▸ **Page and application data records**
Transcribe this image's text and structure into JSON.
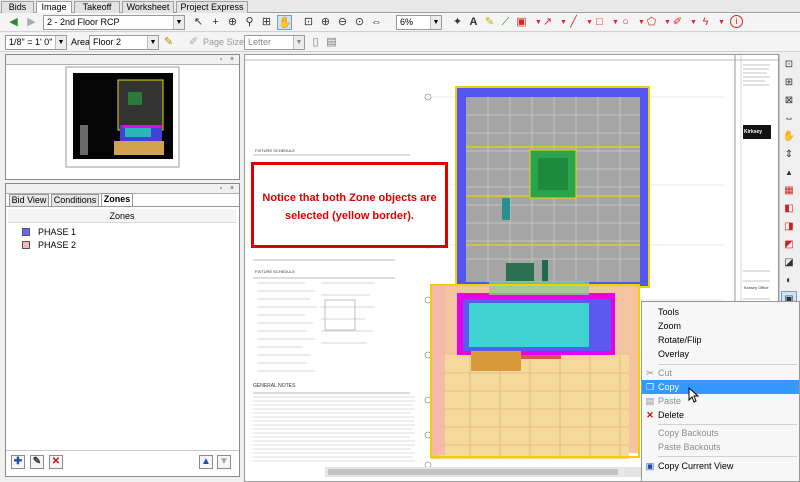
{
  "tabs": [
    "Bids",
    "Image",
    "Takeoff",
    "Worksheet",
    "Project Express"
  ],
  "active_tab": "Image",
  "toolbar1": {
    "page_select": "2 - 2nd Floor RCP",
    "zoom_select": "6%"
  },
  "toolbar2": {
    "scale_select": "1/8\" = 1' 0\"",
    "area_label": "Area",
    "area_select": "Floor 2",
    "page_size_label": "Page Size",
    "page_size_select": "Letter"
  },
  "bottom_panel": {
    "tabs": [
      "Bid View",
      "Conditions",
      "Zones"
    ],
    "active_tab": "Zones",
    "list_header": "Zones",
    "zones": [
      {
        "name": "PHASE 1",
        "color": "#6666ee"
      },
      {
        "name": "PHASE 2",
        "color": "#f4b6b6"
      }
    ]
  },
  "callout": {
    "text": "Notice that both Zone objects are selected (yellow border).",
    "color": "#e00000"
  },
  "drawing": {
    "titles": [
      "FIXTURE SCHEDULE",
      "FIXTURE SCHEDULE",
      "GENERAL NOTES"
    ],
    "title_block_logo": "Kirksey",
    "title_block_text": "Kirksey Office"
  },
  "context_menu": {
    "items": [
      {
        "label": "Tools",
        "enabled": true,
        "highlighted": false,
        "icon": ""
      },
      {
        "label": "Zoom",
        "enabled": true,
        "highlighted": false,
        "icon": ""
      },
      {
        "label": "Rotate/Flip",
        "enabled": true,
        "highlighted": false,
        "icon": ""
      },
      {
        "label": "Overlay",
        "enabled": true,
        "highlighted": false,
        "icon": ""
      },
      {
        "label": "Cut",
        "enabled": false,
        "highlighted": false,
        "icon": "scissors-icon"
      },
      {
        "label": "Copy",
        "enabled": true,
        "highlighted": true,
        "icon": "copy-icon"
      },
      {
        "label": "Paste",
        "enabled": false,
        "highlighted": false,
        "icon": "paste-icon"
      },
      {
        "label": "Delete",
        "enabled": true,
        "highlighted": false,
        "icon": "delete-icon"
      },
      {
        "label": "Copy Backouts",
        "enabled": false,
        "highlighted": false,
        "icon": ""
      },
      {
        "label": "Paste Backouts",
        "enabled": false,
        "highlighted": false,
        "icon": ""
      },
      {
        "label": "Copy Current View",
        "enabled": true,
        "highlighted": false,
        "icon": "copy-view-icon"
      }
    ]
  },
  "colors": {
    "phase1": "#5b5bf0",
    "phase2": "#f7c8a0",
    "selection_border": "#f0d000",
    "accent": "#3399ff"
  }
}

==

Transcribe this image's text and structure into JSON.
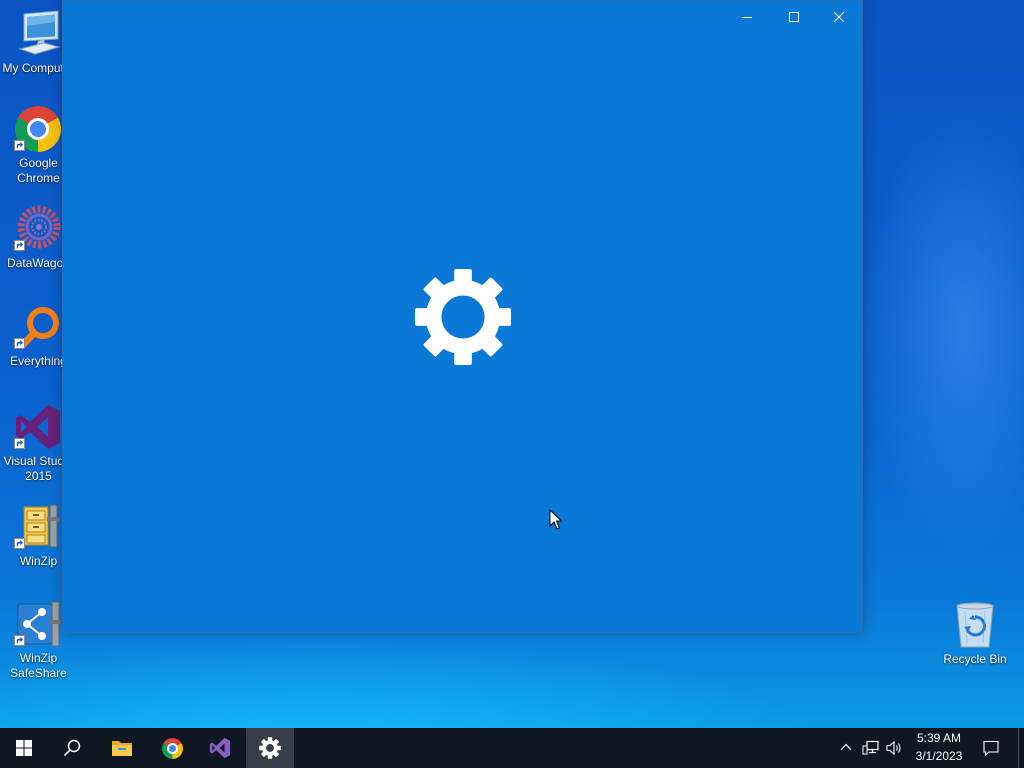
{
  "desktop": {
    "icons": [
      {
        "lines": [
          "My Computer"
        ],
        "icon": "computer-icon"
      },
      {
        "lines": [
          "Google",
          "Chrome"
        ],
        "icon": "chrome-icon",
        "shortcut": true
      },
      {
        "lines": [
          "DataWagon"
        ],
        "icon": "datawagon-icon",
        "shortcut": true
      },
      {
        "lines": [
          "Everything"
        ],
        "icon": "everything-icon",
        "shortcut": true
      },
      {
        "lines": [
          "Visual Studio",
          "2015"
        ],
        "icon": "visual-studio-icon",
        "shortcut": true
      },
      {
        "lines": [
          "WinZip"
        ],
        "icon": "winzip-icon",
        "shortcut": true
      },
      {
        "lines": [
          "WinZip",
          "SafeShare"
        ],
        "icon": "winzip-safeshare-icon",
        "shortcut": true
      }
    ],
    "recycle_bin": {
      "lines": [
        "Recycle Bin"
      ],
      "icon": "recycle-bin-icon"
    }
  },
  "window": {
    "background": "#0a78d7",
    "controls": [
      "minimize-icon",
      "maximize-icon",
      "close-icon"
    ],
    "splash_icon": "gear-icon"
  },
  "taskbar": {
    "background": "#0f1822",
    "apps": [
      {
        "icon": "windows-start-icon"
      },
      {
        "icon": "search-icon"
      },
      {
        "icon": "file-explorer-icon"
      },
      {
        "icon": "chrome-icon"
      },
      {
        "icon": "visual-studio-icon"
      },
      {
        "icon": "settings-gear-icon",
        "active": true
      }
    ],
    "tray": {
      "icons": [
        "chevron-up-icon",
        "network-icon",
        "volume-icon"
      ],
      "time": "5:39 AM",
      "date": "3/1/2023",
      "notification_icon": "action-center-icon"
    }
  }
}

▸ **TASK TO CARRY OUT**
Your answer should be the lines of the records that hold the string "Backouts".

▸ **RESPONSE BOX**
        "label": "Copy Backouts",
        "label": "Paste Backouts",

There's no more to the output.